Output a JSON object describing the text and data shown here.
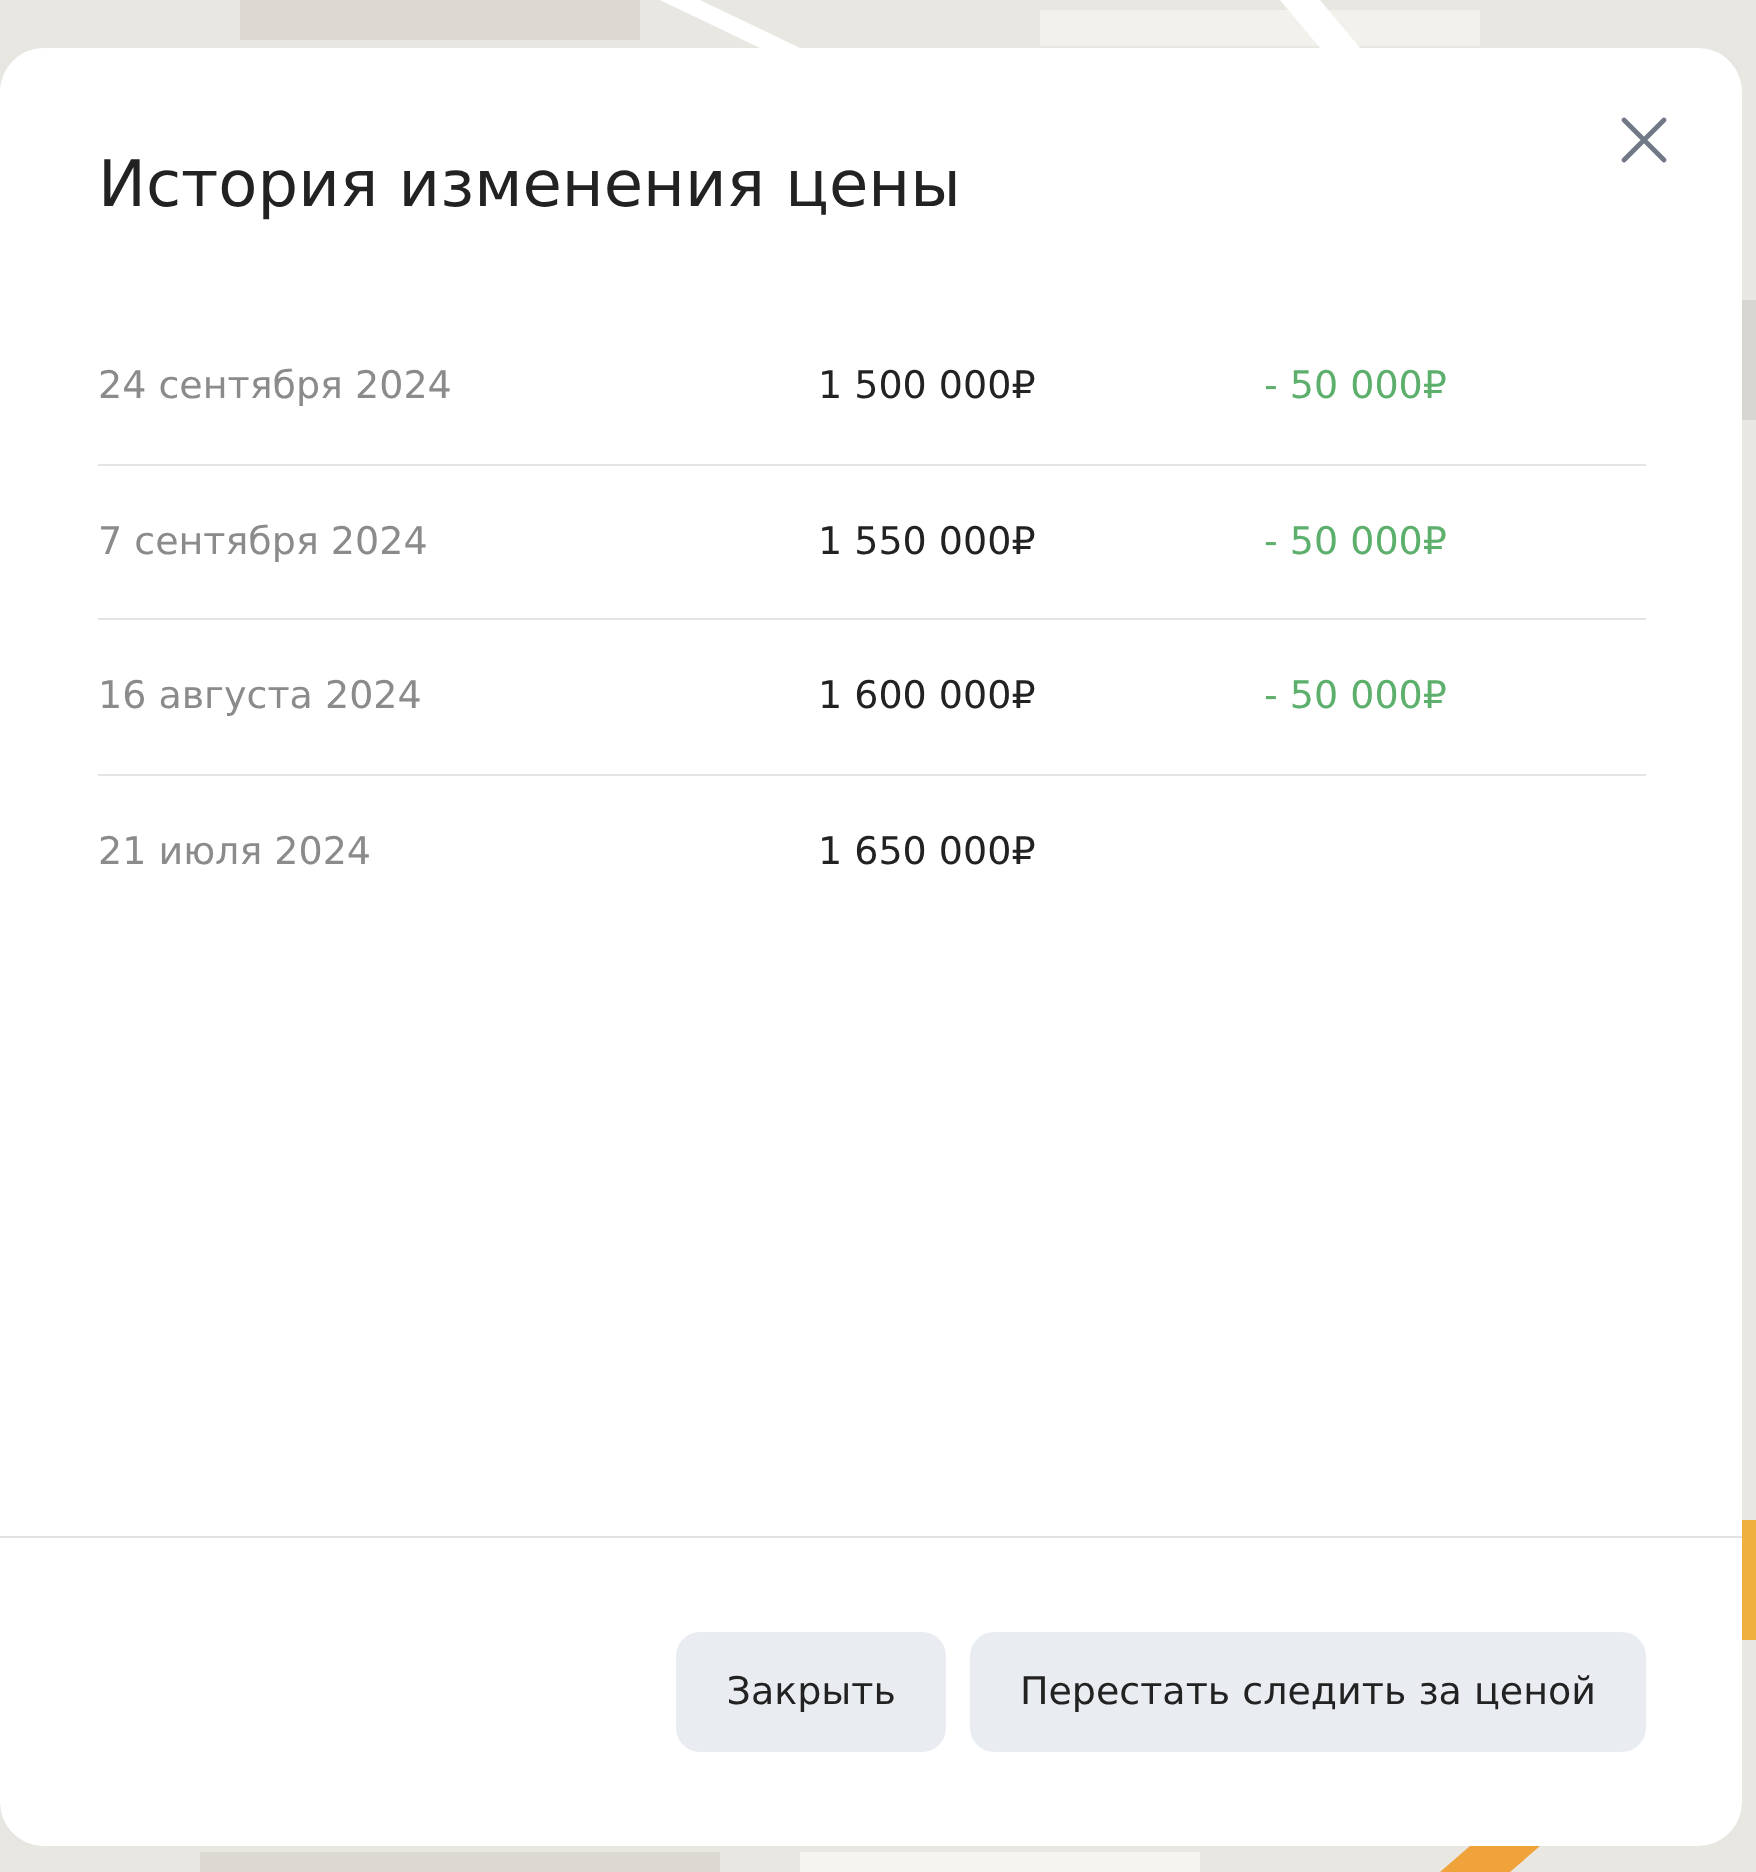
{
  "dialog": {
    "title": "История изменения цены",
    "rows": [
      {
        "date": "24 сентября 2024",
        "price": "1 500 000₽",
        "change": "- 50 000₽"
      },
      {
        "date": "7 сентября 2024",
        "price": "1 550 000₽",
        "change": "- 50 000₽"
      },
      {
        "date": "16 августа 2024",
        "price": "1 600 000₽",
        "change": "- 50 000₽"
      },
      {
        "date": "21 июля 2024",
        "price": "1 650 000₽"
      }
    ],
    "buttons": [
      "Закрыть",
      "Перестать следить за ценой"
    ]
  }
}
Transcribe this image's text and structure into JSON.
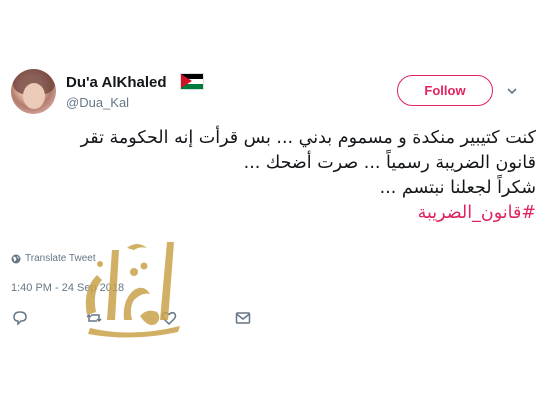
{
  "user": {
    "name": "Du'a AlKhaled",
    "handle": "@Dua_Kal",
    "flag_icon": "jordan-flag-icon"
  },
  "follow_button": {
    "label": "Follow",
    "color": "#e0245e"
  },
  "menu": {
    "icon": "chevron-down-icon"
  },
  "tweet": {
    "lines": [
      "كنت كتيبير منكدة و مسموم بدني ... بس قرأت إنه الحكومة تقر",
      "قانون الضريبة رسمياً ... صرت أضحك ...",
      "شكراً لجعلنا نبتسم ..."
    ],
    "hashtag": "#قانون_الضريبة"
  },
  "translate": {
    "label": "Translate Tweet",
    "icon": "globe-icon"
  },
  "timestamp": "1:40 PM - 24 Sep 2018",
  "actions": [
    {
      "name": "reply-icon"
    },
    {
      "name": "retweet-icon"
    },
    {
      "name": "like-icon"
    },
    {
      "name": "message-icon"
    }
  ],
  "watermark": {
    "text": "الوكيل",
    "color": "#c9a24a"
  },
  "colors": {
    "text": "#14171a",
    "secondary": "#657786",
    "accent": "#e0245e"
  }
}
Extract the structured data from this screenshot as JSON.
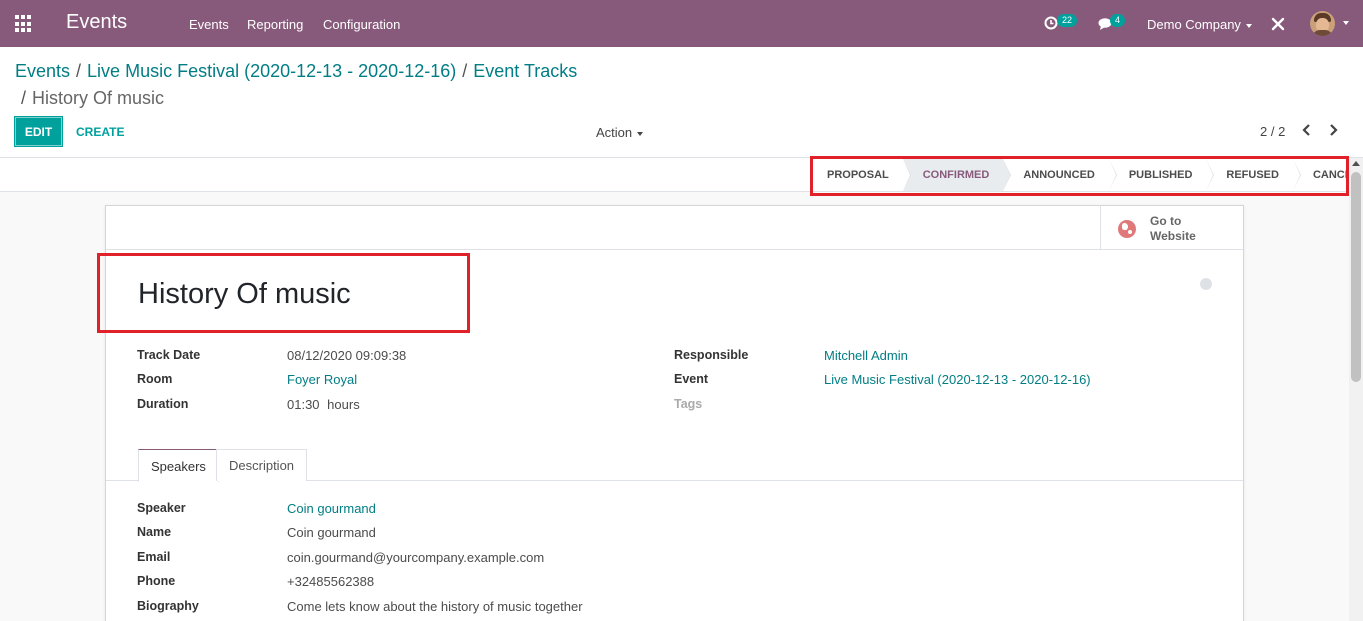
{
  "navbar": {
    "brand": "Events",
    "menu": [
      "Events",
      "Reporting",
      "Configuration"
    ],
    "activity_count": "22",
    "message_count": "4",
    "company": "Demo Company"
  },
  "breadcrumb": {
    "root": "Events",
    "event": "Live Music Festival (2020-12-13 - 2020-12-16)",
    "tracks": "Event Tracks",
    "current": "History Of music"
  },
  "toolbar": {
    "edit_label": "EDIT",
    "create_label": "CREATE",
    "action_label": "Action",
    "pager": "2 / 2"
  },
  "statusbar": {
    "states": [
      "PROPOSAL",
      "CONFIRMED",
      "ANNOUNCED",
      "PUBLISHED",
      "REFUSED",
      "CANCELLED"
    ],
    "active": "CONFIRMED"
  },
  "sheet": {
    "website_button": "Go to Website",
    "title": "History Of music",
    "left_fields": [
      {
        "label": "Track Date",
        "value": "08/12/2020 09:09:38"
      },
      {
        "label": "Room",
        "value": "Foyer Royal"
      },
      {
        "label": "Duration",
        "value": "01:30",
        "unit": "hours"
      }
    ],
    "right_fields": [
      {
        "label": "Responsible",
        "value": "Mitchell Admin"
      },
      {
        "label": "Event",
        "value": "Live Music Festival (2020-12-13 - 2020-12-16)"
      },
      {
        "label": "Tags",
        "value": ""
      }
    ],
    "tabs": [
      "Speakers",
      "Description"
    ],
    "speaker_fields": [
      {
        "label": "Speaker",
        "value": "Coin gourmand"
      },
      {
        "label": "Name",
        "value": "Coin gourmand"
      },
      {
        "label": "Email",
        "value": "coin.gourmand@yourcompany.example.com"
      },
      {
        "label": "Phone",
        "value": "+32485562388"
      },
      {
        "label": "Biography",
        "value": "Come lets know about the history of music together"
      }
    ]
  },
  "colors": {
    "navbar": "#875a7b",
    "accent": "#00a09d",
    "link": "#017e84",
    "highlight": "#e0212a"
  }
}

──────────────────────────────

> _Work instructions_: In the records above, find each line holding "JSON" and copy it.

> _Solution below_:
Output a JSON object describing the text and data shown here.
Transcribe this image's text and structure into JSON.
Extract the structured data from this screenshot as JSON.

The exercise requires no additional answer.